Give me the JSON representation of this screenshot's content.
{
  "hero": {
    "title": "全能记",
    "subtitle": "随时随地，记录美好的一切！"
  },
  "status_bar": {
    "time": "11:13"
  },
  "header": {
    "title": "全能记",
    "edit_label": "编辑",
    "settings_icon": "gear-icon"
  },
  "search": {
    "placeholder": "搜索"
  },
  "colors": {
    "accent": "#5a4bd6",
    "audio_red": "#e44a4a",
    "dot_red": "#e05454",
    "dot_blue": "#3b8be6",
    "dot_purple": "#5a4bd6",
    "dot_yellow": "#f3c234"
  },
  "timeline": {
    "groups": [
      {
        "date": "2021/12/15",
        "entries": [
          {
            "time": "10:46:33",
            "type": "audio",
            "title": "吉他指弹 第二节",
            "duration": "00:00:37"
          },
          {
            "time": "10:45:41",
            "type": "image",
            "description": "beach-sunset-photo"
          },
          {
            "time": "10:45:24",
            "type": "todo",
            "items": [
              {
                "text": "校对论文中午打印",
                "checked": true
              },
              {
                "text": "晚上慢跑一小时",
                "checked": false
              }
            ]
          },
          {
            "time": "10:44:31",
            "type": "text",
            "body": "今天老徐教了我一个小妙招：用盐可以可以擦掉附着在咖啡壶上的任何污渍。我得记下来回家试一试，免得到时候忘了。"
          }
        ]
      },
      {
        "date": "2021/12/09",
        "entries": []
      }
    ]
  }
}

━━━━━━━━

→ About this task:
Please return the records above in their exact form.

→ Answer section:
Give me the JSON representation of this screenshot's content.
{
  "hero": {
    "title": "全能记",
    "subtitle": "随时随地，记录美好的一切！"
  },
  "status_bar": {
    "time": "11:13"
  },
  "header": {
    "title": "全能记",
    "edit_label": "编辑",
    "settings_icon": "gear-icon"
  },
  "search": {
    "placeholder": "搜索"
  },
  "colors": {
    "accent": "#5a4bd6",
    "audio_red": "#e44a4a",
    "dot_red": "#e05454",
    "dot_blue": "#3b8be6",
    "dot_purple": "#5a4bd6",
    "dot_yellow": "#f3c234"
  },
  "timeline": {
    "groups": [
      {
        "date": "2021/12/15",
        "entries": [
          {
            "time": "10:46:33",
            "type": "audio",
            "title": "吉他指弹 第二节",
            "duration": "00:00:37"
          },
          {
            "time": "10:45:41",
            "type": "image",
            "description": "beach-sunset-photo"
          },
          {
            "time": "10:45:24",
            "type": "todo",
            "items": [
              {
                "text": "校对论文中午打印",
                "checked": true
              },
              {
                "text": "晚上慢跑一小时",
                "checked": false
              }
            ]
          },
          {
            "time": "10:44:31",
            "type": "text",
            "body": "今天老徐教了我一个小妙招：用盐可以可以擦掉附着在咖啡壶上的任何污渍。我得记下来回家试一试，免得到时候忘了。"
          }
        ]
      },
      {
        "date": "2021/12/09",
        "entries": []
      }
    ]
  }
}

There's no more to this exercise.